Once this happens, relevant critical loan documents and data can be quickly and accurately identified, shortening the time it takes to onboard new loans and making it easier for servicers to scale with market opportunities. This can also reduce or mitigate the risk of missing or misnamed documents, while improving compliance for timely onboarding and borrower communications.
Look at the largest correspondent lenders in the industry and you will find the impact AI, machine learning and automation are having on the secondary market. Years ago, these tech-savvy institutions began looking for new technologies to classify documents and extract data for their automation initiatives. At that time, correspondent divisions were experiencing a wide range of file delivery issues involving missing documents, incorrect document versions, documents that weren’t signed and mismatched or inaccurate data.
Ever since then, machine learning has been coming to the rescue for correspondent lenders coping with loan documentation discrepancies and increasing needs to enhance data automation. The maturing of these technologies and the training that has gone into improving accuracy through confidence score analysis is enabling the recognition of an even larger number of accurately classified document types for greater levels of data extraction.
These leading lenders continue to drive growth using substantially more automated rules that reduce manual tasks and focus on rapid exception clearing, which reduces adverse pricing charges while eliminating funding delays and holdbacks. New use cases powered by loan file data are also making significant strides in helping to power downstream systems and continually improve countless internal processes.
Commitment to Change
It’s true that we’re finding real change from within beginning to take place. But the reality is that some lenders are ahead of the game, while others are further behind in technology adoption. Many addressed the high volumes we experienced in recent years by overstaffing rather than automation. Given current volumes, the impact on the cost to originate has been stunning—and not surprisingly, we are seeing right-sizing taking place across the industry.

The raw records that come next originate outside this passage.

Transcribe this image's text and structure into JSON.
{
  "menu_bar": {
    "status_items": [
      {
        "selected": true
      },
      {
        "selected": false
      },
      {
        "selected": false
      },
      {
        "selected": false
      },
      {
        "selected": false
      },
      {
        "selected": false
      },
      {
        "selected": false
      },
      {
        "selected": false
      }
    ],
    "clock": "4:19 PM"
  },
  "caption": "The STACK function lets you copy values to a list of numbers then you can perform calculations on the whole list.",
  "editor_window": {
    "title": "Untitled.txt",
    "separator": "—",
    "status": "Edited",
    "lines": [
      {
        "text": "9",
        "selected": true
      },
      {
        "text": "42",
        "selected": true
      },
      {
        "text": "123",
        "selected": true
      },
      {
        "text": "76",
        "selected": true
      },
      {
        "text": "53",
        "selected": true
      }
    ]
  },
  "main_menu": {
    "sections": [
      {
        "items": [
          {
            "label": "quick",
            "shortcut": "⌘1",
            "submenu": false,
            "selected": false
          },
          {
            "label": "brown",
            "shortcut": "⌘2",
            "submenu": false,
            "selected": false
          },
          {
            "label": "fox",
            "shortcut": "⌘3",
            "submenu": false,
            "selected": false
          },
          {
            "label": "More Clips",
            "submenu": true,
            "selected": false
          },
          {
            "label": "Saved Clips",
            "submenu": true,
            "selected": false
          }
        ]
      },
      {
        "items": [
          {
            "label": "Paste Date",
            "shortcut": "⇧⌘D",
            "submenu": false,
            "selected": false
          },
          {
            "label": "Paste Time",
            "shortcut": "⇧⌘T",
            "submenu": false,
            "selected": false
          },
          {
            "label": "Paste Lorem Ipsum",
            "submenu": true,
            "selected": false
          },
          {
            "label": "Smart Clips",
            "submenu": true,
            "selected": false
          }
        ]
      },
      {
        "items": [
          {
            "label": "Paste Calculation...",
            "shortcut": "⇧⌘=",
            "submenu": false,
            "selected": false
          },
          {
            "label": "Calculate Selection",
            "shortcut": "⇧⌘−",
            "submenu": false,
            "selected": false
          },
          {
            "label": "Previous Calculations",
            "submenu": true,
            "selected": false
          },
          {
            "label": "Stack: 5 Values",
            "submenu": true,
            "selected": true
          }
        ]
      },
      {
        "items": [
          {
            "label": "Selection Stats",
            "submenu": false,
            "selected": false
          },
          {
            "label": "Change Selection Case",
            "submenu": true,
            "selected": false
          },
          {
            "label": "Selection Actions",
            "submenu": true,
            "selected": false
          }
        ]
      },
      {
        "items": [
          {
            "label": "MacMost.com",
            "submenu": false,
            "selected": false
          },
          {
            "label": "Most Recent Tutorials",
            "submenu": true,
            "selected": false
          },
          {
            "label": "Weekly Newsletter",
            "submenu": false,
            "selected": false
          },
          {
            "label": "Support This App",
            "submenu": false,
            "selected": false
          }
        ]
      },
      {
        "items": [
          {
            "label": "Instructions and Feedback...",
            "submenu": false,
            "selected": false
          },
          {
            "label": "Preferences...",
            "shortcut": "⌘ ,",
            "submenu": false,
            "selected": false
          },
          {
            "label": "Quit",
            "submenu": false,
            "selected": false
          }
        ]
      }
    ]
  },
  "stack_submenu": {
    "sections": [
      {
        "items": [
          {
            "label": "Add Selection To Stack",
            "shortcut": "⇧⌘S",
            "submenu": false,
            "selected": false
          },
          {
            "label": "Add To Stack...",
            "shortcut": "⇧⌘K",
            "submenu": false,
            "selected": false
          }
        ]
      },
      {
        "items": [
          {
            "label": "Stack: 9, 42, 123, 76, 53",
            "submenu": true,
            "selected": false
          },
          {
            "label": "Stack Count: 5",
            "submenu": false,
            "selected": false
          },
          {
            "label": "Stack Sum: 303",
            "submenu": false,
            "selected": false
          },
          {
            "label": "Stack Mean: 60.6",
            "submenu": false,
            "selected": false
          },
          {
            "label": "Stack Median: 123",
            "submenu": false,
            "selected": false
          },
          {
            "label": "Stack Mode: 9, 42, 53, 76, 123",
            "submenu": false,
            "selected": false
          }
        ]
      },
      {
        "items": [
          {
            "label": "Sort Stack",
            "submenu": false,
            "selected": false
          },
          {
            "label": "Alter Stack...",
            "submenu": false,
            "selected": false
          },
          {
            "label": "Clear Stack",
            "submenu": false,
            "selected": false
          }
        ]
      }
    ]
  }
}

The past year has been a painful process. But the silver lining is that the technologies put in place today will enable organizations to scale as needed when the market returns to normal. Overstaffing no longer needs to dominate every aspect of the work we do.
By leveraging the power of AI and machine learning, sellers can be confident in the accuracy and completeness of loan files so they can take advantage of market timing to maximize loan value. Investors can now achieve greater insights into the loans they are buying, improve their ability to scale, and make more informed trading decisions with improved data accuracy.
As we look to the future, change from within across all sellers and buyers in the mortgage industry will enable a more efficient and healthy secondary market with downstream benefits for borrowers. That’s the sort change I think everyone can get on board with.
(Views expressed in this article do not necessarily reflect policies of the Mortgage Bankers Association, nor do they connote an MBA endorsement of a specific company, product or service. MBA NewsLink welcomes your submissions. Inquiries can be sent to Michael Tucker, Editor, at firstname.lastname@example.org.)